What needs to be done
Write out the records again exactly and exclude the pictures.

Provided information
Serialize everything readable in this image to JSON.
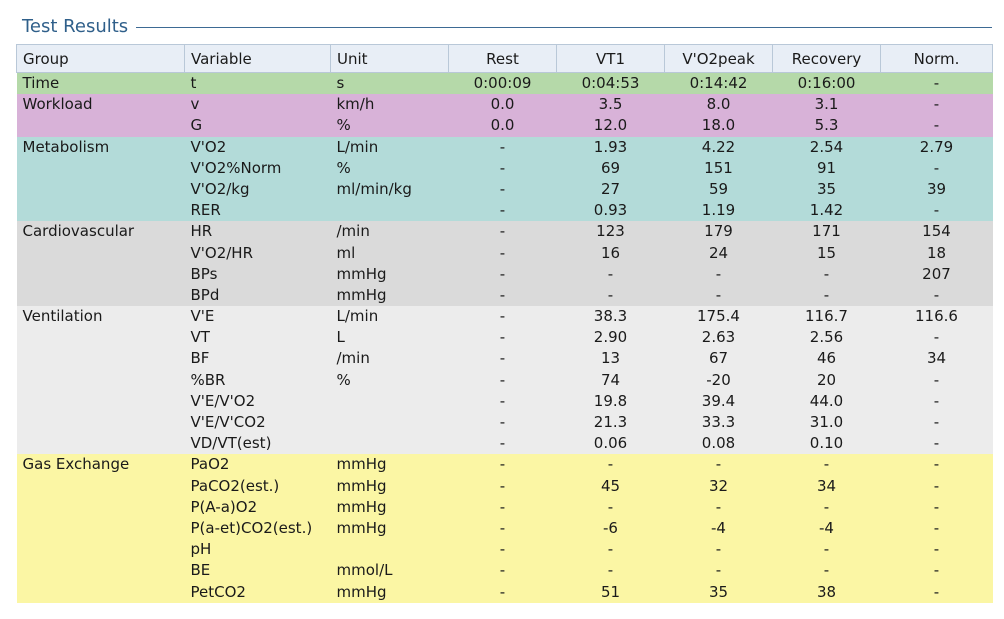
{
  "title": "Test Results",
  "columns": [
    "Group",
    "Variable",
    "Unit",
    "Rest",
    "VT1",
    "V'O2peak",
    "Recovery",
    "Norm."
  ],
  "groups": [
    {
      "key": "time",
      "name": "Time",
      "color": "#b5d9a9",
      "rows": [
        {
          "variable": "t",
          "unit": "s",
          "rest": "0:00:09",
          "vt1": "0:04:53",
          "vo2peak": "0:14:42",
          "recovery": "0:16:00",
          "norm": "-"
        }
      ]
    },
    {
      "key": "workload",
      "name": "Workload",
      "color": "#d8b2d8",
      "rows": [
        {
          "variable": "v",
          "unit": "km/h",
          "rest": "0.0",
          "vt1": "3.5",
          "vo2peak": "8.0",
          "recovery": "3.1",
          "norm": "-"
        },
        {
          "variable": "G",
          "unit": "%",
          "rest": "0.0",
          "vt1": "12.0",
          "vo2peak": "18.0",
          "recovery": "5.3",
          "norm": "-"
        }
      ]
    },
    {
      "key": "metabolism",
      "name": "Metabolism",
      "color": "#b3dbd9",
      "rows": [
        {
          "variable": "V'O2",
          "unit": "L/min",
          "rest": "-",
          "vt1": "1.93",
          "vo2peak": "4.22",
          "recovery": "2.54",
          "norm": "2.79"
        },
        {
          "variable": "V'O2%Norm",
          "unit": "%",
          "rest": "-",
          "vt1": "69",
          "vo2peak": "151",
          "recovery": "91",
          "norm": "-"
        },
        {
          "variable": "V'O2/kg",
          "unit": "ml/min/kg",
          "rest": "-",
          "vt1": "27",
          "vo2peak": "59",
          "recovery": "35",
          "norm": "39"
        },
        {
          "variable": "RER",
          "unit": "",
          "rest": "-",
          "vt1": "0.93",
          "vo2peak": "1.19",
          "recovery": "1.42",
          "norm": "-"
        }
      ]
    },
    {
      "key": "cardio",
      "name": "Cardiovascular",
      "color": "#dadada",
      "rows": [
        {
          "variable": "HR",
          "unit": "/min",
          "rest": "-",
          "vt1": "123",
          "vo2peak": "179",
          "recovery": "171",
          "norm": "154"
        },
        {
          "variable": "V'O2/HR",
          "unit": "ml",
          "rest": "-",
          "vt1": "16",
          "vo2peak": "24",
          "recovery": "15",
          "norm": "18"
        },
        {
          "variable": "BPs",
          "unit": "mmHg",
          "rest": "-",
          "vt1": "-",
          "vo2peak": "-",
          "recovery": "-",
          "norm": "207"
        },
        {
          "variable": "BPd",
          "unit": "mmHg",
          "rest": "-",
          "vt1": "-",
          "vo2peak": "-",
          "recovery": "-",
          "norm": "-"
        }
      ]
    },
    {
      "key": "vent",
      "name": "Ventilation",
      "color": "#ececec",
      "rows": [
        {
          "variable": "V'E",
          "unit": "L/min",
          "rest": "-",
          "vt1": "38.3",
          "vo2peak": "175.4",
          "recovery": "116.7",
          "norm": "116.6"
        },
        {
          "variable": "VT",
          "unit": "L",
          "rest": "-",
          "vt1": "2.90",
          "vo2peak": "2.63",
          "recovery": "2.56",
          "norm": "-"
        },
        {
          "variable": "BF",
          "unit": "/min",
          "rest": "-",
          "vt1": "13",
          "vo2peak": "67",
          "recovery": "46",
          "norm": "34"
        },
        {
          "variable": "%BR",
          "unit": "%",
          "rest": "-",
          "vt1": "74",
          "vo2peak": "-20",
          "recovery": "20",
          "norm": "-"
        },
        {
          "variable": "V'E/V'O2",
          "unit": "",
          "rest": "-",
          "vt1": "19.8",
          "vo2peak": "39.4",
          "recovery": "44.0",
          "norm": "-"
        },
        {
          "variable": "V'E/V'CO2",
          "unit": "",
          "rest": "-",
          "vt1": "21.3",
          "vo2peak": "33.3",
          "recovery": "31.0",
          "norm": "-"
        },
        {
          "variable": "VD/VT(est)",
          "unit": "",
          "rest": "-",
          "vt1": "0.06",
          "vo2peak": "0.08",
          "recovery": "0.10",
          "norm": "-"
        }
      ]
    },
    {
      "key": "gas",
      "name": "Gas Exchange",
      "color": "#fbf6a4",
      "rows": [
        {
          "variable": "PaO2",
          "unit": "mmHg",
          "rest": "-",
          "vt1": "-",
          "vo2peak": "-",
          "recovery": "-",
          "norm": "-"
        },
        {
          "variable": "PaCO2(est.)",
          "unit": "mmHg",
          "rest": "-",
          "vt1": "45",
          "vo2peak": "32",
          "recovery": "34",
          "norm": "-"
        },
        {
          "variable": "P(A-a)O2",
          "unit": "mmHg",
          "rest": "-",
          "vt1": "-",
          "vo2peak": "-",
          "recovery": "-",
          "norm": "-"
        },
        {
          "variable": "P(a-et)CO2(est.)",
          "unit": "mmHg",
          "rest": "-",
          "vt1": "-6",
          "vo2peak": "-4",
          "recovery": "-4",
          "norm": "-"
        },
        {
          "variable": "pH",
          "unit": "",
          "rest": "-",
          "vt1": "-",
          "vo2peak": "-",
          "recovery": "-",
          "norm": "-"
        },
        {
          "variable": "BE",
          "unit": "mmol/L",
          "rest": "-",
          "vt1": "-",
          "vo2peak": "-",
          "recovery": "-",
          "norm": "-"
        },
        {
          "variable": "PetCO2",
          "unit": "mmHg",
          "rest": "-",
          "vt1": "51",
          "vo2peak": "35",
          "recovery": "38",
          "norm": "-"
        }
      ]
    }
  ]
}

Solution
Serialize everything readable in this image to JSON.
{
  "title": "Test Results",
  "columns": [
    "Group",
    "Variable",
    "Unit",
    "Rest",
    "VT1",
    "V'O2peak",
    "Recovery",
    "Norm."
  ],
  "groups": [
    {
      "key": "time",
      "name": "Time",
      "color": "#b5d9a9",
      "rows": [
        {
          "variable": "t",
          "unit": "s",
          "rest": "0:00:09",
          "vt1": "0:04:53",
          "vo2peak": "0:14:42",
          "recovery": "0:16:00",
          "norm": "-"
        }
      ]
    },
    {
      "key": "workload",
      "name": "Workload",
      "color": "#d8b2d8",
      "rows": [
        {
          "variable": "v",
          "unit": "km/h",
          "rest": "0.0",
          "vt1": "3.5",
          "vo2peak": "8.0",
          "recovery": "3.1",
          "norm": "-"
        },
        {
          "variable": "G",
          "unit": "%",
          "rest": "0.0",
          "vt1": "12.0",
          "vo2peak": "18.0",
          "recovery": "5.3",
          "norm": "-"
        }
      ]
    },
    {
      "key": "metabolism",
      "name": "Metabolism",
      "color": "#b3dbd9",
      "rows": [
        {
          "variable": "V'O2",
          "unit": "L/min",
          "rest": "-",
          "vt1": "1.93",
          "vo2peak": "4.22",
          "recovery": "2.54",
          "norm": "2.79"
        },
        {
          "variable": "V'O2%Norm",
          "unit": "%",
          "rest": "-",
          "vt1": "69",
          "vo2peak": "151",
          "recovery": "91",
          "norm": "-"
        },
        {
          "variable": "V'O2/kg",
          "unit": "ml/min/kg",
          "rest": "-",
          "vt1": "27",
          "vo2peak": "59",
          "recovery": "35",
          "norm": "39"
        },
        {
          "variable": "RER",
          "unit": "",
          "rest": "-",
          "vt1": "0.93",
          "vo2peak": "1.19",
          "recovery": "1.42",
          "norm": "-"
        }
      ]
    },
    {
      "key": "cardio",
      "name": "Cardiovascular",
      "color": "#dadada",
      "rows": [
        {
          "variable": "HR",
          "unit": "/min",
          "rest": "-",
          "vt1": "123",
          "vo2peak": "179",
          "recovery": "171",
          "norm": "154"
        },
        {
          "variable": "V'O2/HR",
          "unit": "ml",
          "rest": "-",
          "vt1": "16",
          "vo2peak": "24",
          "recovery": "15",
          "norm": "18"
        },
        {
          "variable": "BPs",
          "unit": "mmHg",
          "rest": "-",
          "vt1": "-",
          "vo2peak": "-",
          "recovery": "-",
          "norm": "207"
        },
        {
          "variable": "BPd",
          "unit": "mmHg",
          "rest": "-",
          "vt1": "-",
          "vo2peak": "-",
          "recovery": "-",
          "norm": "-"
        }
      ]
    },
    {
      "key": "vent",
      "name": "Ventilation",
      "color": "#ececec",
      "rows": [
        {
          "variable": "V'E",
          "unit": "L/min",
          "rest": "-",
          "vt1": "38.3",
          "vo2peak": "175.4",
          "recovery": "116.7",
          "norm": "116.6"
        },
        {
          "variable": "VT",
          "unit": "L",
          "rest": "-",
          "vt1": "2.90",
          "vo2peak": "2.63",
          "recovery": "2.56",
          "norm": "-"
        },
        {
          "variable": "BF",
          "unit": "/min",
          "rest": "-",
          "vt1": "13",
          "vo2peak": "67",
          "recovery": "46",
          "norm": "34"
        },
        {
          "variable": "%BR",
          "unit": "%",
          "rest": "-",
          "vt1": "74",
          "vo2peak": "-20",
          "recovery": "20",
          "norm": "-"
        },
        {
          "variable": "V'E/V'O2",
          "unit": "",
          "rest": "-",
          "vt1": "19.8",
          "vo2peak": "39.4",
          "recovery": "44.0",
          "norm": "-"
        },
        {
          "variable": "V'E/V'CO2",
          "unit": "",
          "rest": "-",
          "vt1": "21.3",
          "vo2peak": "33.3",
          "recovery": "31.0",
          "norm": "-"
        },
        {
          "variable": "VD/VT(est)",
          "unit": "",
          "rest": "-",
          "vt1": "0.06",
          "vo2peak": "0.08",
          "recovery": "0.10",
          "norm": "-"
        }
      ]
    },
    {
      "key": "gas",
      "name": "Gas Exchange",
      "color": "#fbf6a4",
      "rows": [
        {
          "variable": "PaO2",
          "unit": "mmHg",
          "rest": "-",
          "vt1": "-",
          "vo2peak": "-",
          "recovery": "-",
          "norm": "-"
        },
        {
          "variable": "PaCO2(est.)",
          "unit": "mmHg",
          "rest": "-",
          "vt1": "45",
          "vo2peak": "32",
          "recovery": "34",
          "norm": "-"
        },
        {
          "variable": "P(A-a)O2",
          "unit": "mmHg",
          "rest": "-",
          "vt1": "-",
          "vo2peak": "-",
          "recovery": "-",
          "norm": "-"
        },
        {
          "variable": "P(a-et)CO2(est.)",
          "unit": "mmHg",
          "rest": "-",
          "vt1": "-6",
          "vo2peak": "-4",
          "recovery": "-4",
          "norm": "-"
        },
        {
          "variable": "pH",
          "unit": "",
          "rest": "-",
          "vt1": "-",
          "vo2peak": "-",
          "recovery": "-",
          "norm": "-"
        },
        {
          "variable": "BE",
          "unit": "mmol/L",
          "rest": "-",
          "vt1": "-",
          "vo2peak": "-",
          "recovery": "-",
          "norm": "-"
        },
        {
          "variable": "PetCO2",
          "unit": "mmHg",
          "rest": "-",
          "vt1": "51",
          "vo2peak": "35",
          "recovery": "38",
          "norm": "-"
        }
      ]
    }
  ]
}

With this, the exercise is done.